And here they are after getting potted up.
Nepenthes rafflesiana: You should look at how big its pitcher is! And the pitcher is spotted. Incredible!

The only drawback on this species is, according to the experts, it will only hold two fresh pitchers at a time.

Nepenthes bicalcarata, with green pitcher.

Tillandsia xerographica: If you know how small some tillies are, you will be startled at the size of this one. It's huge! Just love it.

Tillandsia pruniosa. This one looks kinda like T. bulbosa, doesn't it?

Is it enough? Well I'm not sure...! You know how it goes with plant-addicts, don't you?

Friday, July 10, 2009

New hoya blooms

It's Hoya kerrii (plain).
I got this plant as cuttings last year and this is the very first time it blooms for me. I'm exceedingly happy about this because I have been wanting it so badly.

The blooms look like chocolate cake decorations. Yum!

But, in spite of the big leaves, the blooms are small as compared to those of carnosa or pubicalyx. And there's no scent either!

Well, you cannot have everything at once, can you?

Wednesday, July 8, 2009

My wind chimes

According to feng-shui, wind chime is used to bring auspicous "chi" to your home. In Vietnam, I see people hang wind chimes not so often at home but at fabric stalls in the market! Perhaps, they wish to have good business or perhaps the sound of the wind chime might make them stay awake on slow business days!
I've got inspired by Melanie's post on her blog (Old Country Garden) re the use of wind chime in the garden. I bought two of them: one to hang at my back porch, the other to hang on one of the trees in my garden.

You just imagine: every morning I would have my coffee sitting on the porch and enjoy life as it comes to this little and remote corner of the world. The air is cool all the year round here so the coffee keeps me warm, while I look in the distance and behold the view beyond, all this time listening to the sound of the wind chime!

Life is good!
If you want to share the sound with me, click here.

Monday, July 6, 2009

Welcoming blooms

As soon as the car stopped to drop me off at the front gate when I returned to TSV this morning, I was welcomed with this.

With ligh rain every day, these vine looks their best in summer time. Don't you like those hanging vines with the orange blooms?
I was also greeted by the cosmos, which is a faithful self-seeder I have here. Their blooms always look cheerful in the morning sun.

The wild rose on the arbor also tried to say "Hi". This is one of the few roses that I have planted in TSV. Although it does have black spots, it produces clusters of blooms that look very very pretty. I hope after this rainy season, the canes will completely cover the arbor. Then I will cut back the water shoots to encourage side growths and blooms.

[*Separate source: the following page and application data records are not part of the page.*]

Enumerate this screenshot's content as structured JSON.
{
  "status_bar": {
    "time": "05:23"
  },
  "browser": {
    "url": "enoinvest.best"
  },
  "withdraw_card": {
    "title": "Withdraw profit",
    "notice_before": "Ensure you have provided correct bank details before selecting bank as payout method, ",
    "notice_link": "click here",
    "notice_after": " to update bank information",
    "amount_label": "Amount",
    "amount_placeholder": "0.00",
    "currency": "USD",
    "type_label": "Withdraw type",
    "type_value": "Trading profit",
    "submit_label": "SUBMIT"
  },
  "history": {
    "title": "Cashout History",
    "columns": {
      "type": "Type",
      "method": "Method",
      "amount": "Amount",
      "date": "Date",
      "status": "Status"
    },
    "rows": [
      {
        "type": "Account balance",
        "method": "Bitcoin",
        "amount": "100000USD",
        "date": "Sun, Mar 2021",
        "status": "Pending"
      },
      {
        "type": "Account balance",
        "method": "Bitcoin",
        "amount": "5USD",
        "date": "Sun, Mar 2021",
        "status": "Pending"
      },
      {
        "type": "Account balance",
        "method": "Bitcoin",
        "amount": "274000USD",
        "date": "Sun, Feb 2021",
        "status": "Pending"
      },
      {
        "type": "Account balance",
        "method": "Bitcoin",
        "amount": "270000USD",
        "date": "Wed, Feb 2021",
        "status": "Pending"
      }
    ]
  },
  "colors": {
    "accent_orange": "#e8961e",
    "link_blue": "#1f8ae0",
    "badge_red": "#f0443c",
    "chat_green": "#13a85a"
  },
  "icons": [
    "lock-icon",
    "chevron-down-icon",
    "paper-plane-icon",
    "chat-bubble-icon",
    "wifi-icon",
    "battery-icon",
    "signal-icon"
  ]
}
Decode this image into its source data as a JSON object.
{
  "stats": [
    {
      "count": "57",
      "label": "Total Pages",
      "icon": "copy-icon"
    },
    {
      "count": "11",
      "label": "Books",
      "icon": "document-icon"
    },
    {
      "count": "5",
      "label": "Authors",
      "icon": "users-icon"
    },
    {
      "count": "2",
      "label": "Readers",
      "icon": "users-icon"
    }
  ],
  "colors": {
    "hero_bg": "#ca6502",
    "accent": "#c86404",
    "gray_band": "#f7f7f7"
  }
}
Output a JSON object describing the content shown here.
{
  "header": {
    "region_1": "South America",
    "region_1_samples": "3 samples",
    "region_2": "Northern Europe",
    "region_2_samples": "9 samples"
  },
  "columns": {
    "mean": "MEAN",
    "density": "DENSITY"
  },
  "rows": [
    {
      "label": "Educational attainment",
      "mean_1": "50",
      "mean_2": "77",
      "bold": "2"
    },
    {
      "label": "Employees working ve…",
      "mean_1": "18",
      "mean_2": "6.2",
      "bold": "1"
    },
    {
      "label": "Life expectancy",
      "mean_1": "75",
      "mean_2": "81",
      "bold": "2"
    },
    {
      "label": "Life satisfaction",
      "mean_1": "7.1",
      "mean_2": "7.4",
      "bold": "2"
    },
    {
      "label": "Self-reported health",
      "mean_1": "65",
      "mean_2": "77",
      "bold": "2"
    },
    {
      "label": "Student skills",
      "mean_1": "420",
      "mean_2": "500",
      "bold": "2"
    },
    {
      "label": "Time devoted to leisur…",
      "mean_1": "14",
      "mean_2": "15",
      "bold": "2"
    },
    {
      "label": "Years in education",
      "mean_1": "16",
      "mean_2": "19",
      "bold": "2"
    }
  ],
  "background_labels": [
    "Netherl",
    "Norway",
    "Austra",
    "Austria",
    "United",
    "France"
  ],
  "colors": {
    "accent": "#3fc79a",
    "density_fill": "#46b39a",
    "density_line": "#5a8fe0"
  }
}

A little further in the back of the yard, I have a 'look-alike' morning glory, which a friend on GW identified it as "Grandpa Tot". But it has 'split' leaves instead of the 'round' leaves I normally see in morning glory plants on the net. So I don't really know if it is a 'true' morning glory or not. Anyway, the blooms look similar, don't they?

Although I have to travel long hours (7 hrs) to reach TSV every other week, my weariness disappears when I see all the blooms in my garden.

Thursday, July 2, 2009

Updates on my pet plants

Just a little update on my pet plants so far.
First up is my tillandsias. I got these plants last year and had tried different ways to display them and was not happy. I wanted to be able to bring them inside and place them on my mantle so I mounted them onto a piece of driftwood. After some time being in a sunny location outside, they have acquired a nice red tin.

I feel much happier with their look now.
I have recently added another 'pet' plant to my collection. It's a pitcher plant.
This is the second pitcher plant that I have.

This second pitchy cutie is smaller than the first one I have. Its 'pitchers' are also smaller but they're red, whereas those on the first one, N. ventrata, are more greenish.

I'm also waiting for my order of two more pitcher plants and two more tillies from Thailand. It looks like I'm hooked to these cuties!